As an entrepreneur, one of our biggest challenges is overcoming the fear of failure, or as I see it, accepting that we’re being redirected. My coach David Neagle always says, “Let go of something of a lower nature to obtain something of a higher nature.” I applied this mantra when I made the decision to let go of the Sledge Hockey Experience, as I felt I was being redirected and pushed forward into the next phase of my life; a place where I’d truly be happier and far more aligned. Another great source of inspiration for my perception of success and failure has been The Dip: The Extraordinary Benefits of Knowing when to Quit (and when to Stick) by Seth Godin. As implied by the title, this guide is a great tool to help you uncover when it’s time to let go and walk away from the things that no longer tally up with where you are in life, or with the vision you have for where you want to be.
Questions to Ask Yourself Before Making a Change
So, back to the question at hand, how did I know when it was time to walk away from the business I’d spent six years building? I encourage you to ask yourself the following questions:
- If I let this go of _____, how will it help me?
- Will this change move me closer to or further away from my primary business/personal goal?
- Do I feel stuck? If so, what am I holding onto?
- Does this make sense financially?
- Aside from financials, what are the potentially mental and physical implications of this decision?
After I was able to answer the questions above, I thoughtfully sat with and ultimately made peace with the following:
- The hardest things to let go of are often the things we’ve created an emotional attachment with. Learning to detach ourselves from the emotional tie, or in some cases, the identity tie we have with what we’re letting go of, allows us to objectively assess whether it’s actually working or not.
- Writing down your thoughts on paper, instead of having them scrambled around in your head is also a tried and tested way to help you better visualize whether the decision you’d like to make is the right one. Start with two columns, on one side list the reasons to stay or keep something, and on the other, list the reasons why you should let it go.
- Accept that everything isn’t meant to last forever.
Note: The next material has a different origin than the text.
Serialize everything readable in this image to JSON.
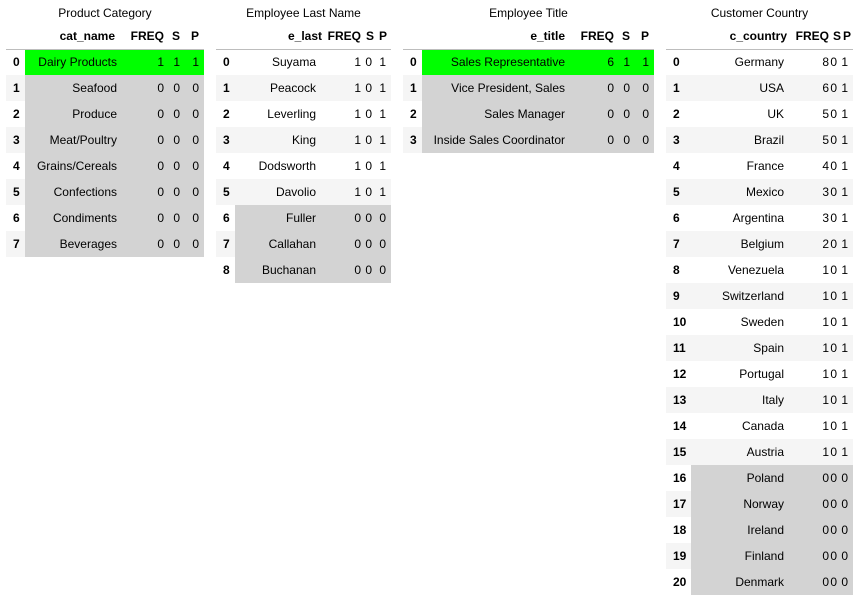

It’s the short-lived experiences that often teach us lifelong lessons and there is no shame in walking away when these lessons have been learned.
At the end of the day, we have to do what’s right for us. By all means, hold space and anchor experiences in the past and use them as fuel to propel yourself forward. But it’s completely unadvisable to stick with a situation based on ego, pride, fear, or the limited expectations that someone else has placed on you. Think about what it is that you want, what makes sense for your own life, and go after it.
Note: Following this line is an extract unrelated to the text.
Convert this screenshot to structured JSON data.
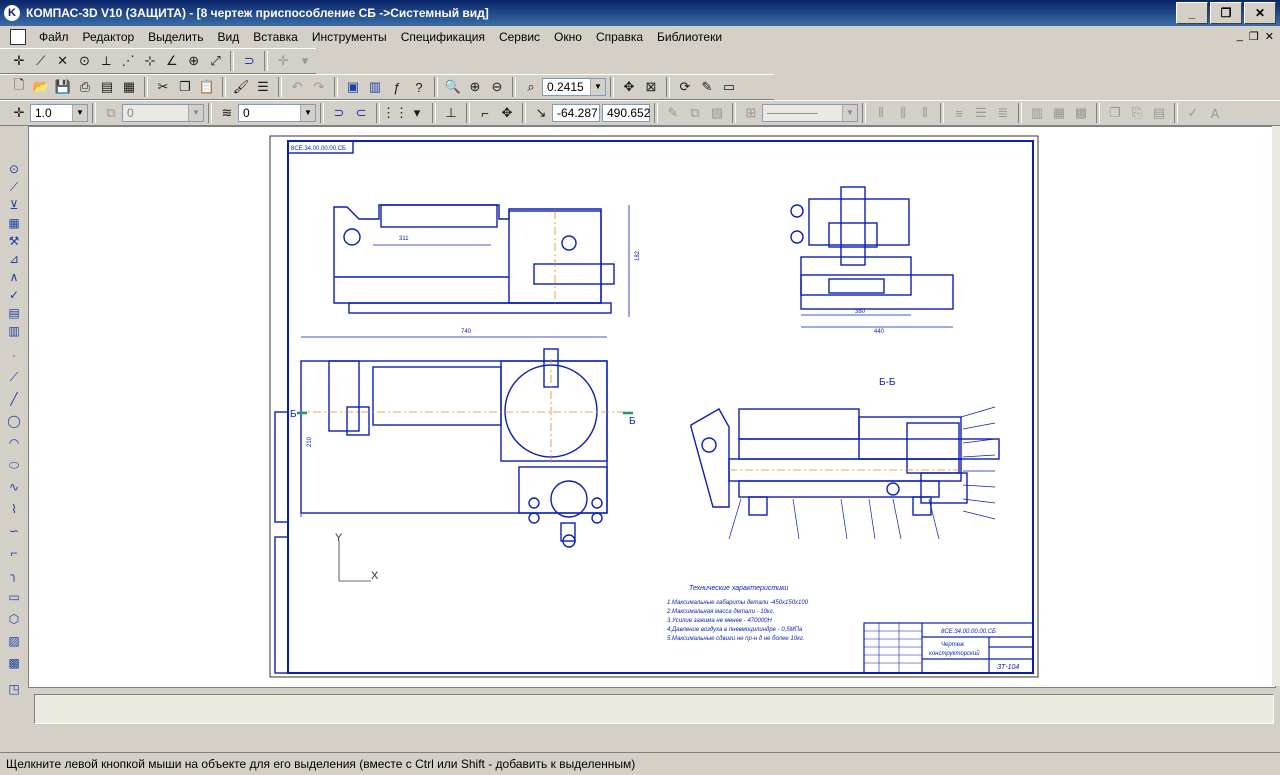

If you like this article, here are three more to help you succeed:
How To Turn Depression Around: Spiral Up, Not Down
Ask The Right Questions And You Will Get The Right Answers.